The competition among a crowded group of cornerbacks will heat up when the 49ers report to training camp in late July.
During the team’s nine-week offseason program, veteran Tramaine Brock appeared to only strengthen his grip on a starting job.
“He’s one guy who’s really jumped out to me,” 49ers defensive backs coach Jeff Hafley said.
Brock won the starting job in 2014, but he was limited to just three games after sustaining a hyperextended big toe in the season opener. Last season, Brock started a career-high 15 games.
“Brock’s done a really good job," Hafley said. "I think he’s completely bought in. His work ethic on the field has been outstanding. And he’s been great in the classroom. He’s been a true pro. So for me to come in with a new group and to have the older guy in the room set that standard, it’s been awesome.”
Brock, 27, who enters his seventh NFL season, is the one veteran surrounded by young cornerbacks on the 49ers’ 90-man roster. Jimmie Ward practiced at right cornerback for most of the offseason program while Brock held down the left side with the first team.

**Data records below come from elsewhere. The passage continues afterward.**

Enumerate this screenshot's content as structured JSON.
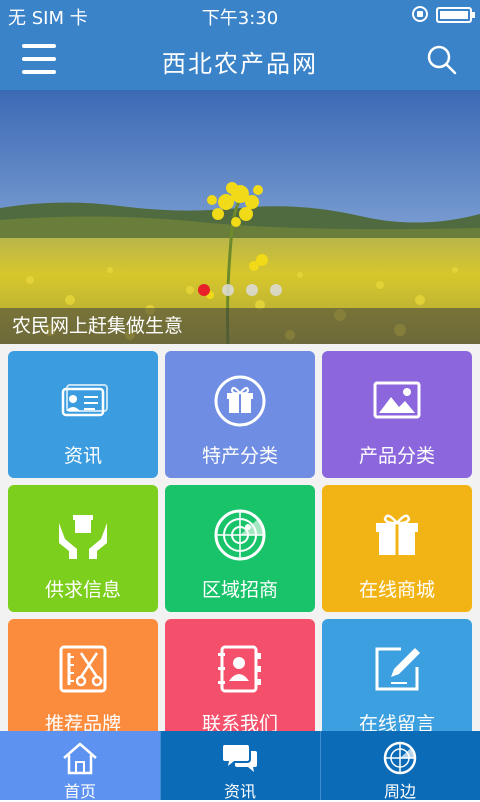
{
  "status_bar": {
    "carrier": "无 SIM 卡",
    "time": "下午3:30"
  },
  "header": {
    "title": "西北农产品网",
    "menu_icon": "hamburger-menu-icon",
    "search_icon": "search-icon"
  },
  "banner": {
    "caption": "农民网上赶集做生意",
    "slide_count": 4,
    "active_slide": 1
  },
  "tiles": [
    {
      "label": "资讯",
      "icon": "id-card-icon",
      "color": "#3b9de0"
    },
    {
      "label": "特产分类",
      "icon": "gift-circle-icon",
      "color": "#6f8ee3"
    },
    {
      "label": "产品分类",
      "icon": "image-icon",
      "color": "#8b66dd"
    },
    {
      "label": "供求信息",
      "icon": "hands-gift-icon",
      "color": "#7ccf1d"
    },
    {
      "label": "区域招商",
      "icon": "radar-icon",
      "color": "#19c36a"
    },
    {
      "label": "在线商城",
      "icon": "gift-box-icon",
      "color": "#f2b415"
    },
    {
      "label": "推荐品牌",
      "icon": "scissors-ruler-icon",
      "color": "#fb8b3d"
    },
    {
      "label": "联系我们",
      "icon": "address-book-icon",
      "color": "#f4506c"
    },
    {
      "label": "在线留言",
      "icon": "edit-note-icon",
      "color": "#3c9fdf"
    }
  ],
  "tabs": [
    {
      "label": "首页",
      "icon": "home-icon",
      "active": true
    },
    {
      "label": "资讯",
      "icon": "chat-icon",
      "active": false
    },
    {
      "label": "周边",
      "icon": "radar-icon",
      "active": false
    }
  ]
}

Ward and fellow 2014 draft picks Dontae Johnson, Keith Reaser, Kenneth Acker, as well as rookies Will Redmond, Rashard Robinson and Prince Charles Iworah will compete for roster spots and playing time. Redmond did not practice this spring as he rehabs from a torn ACL.
“You let it sort out itself by competition,” Hafley said. “That’s the thing, and I tell the guys all the time, it doesn’t matter where you are right now on the depth chart. Don’t worry about it. Just go out, play and compete. We’re going to find the best guys and we’re going to find ways to get the best guys on the field.
“Certain guys have taken the competition and they have gotten better, and other guys haven’t.”
The 49ers have not settled on Ward being moved permanently to cornerback after he was drafted as a safety and won the job as the team’s nickel back in his first two seasons.
“If I can train him at corner, it’s going to prepare him to play other positions that might not be as taxing physically,” Hafley said. “He’s getting a lot of reps right there to help him out with all the man coverage and stuff. But we’re going to play him where he best fits.
“I think he’s such a good athlete and he’s so versatile, I think you’re going to see him all over the place. Our division alone is going to have a lot of matchup issues. He gives us a little bit of an answer to the matchup issues because he can do so many different things.”
Hafley said the 49ers could use different personnel in the defensive backfield on a week-to-week basis, depending on that week’s matchup. After all, the 49ers are not going to defend Los Angeles Rams receiver Tavon Austin in the slot the same way they would scheme against Arizona’s Larry Fitzgerald or Seattle tight end Jimmie Graham.
“Right now there’s a ton of competition,” Hafley said. “We got a lot of good football players. We need to figure out the best spots to put our best players. That’s our job as coaches.”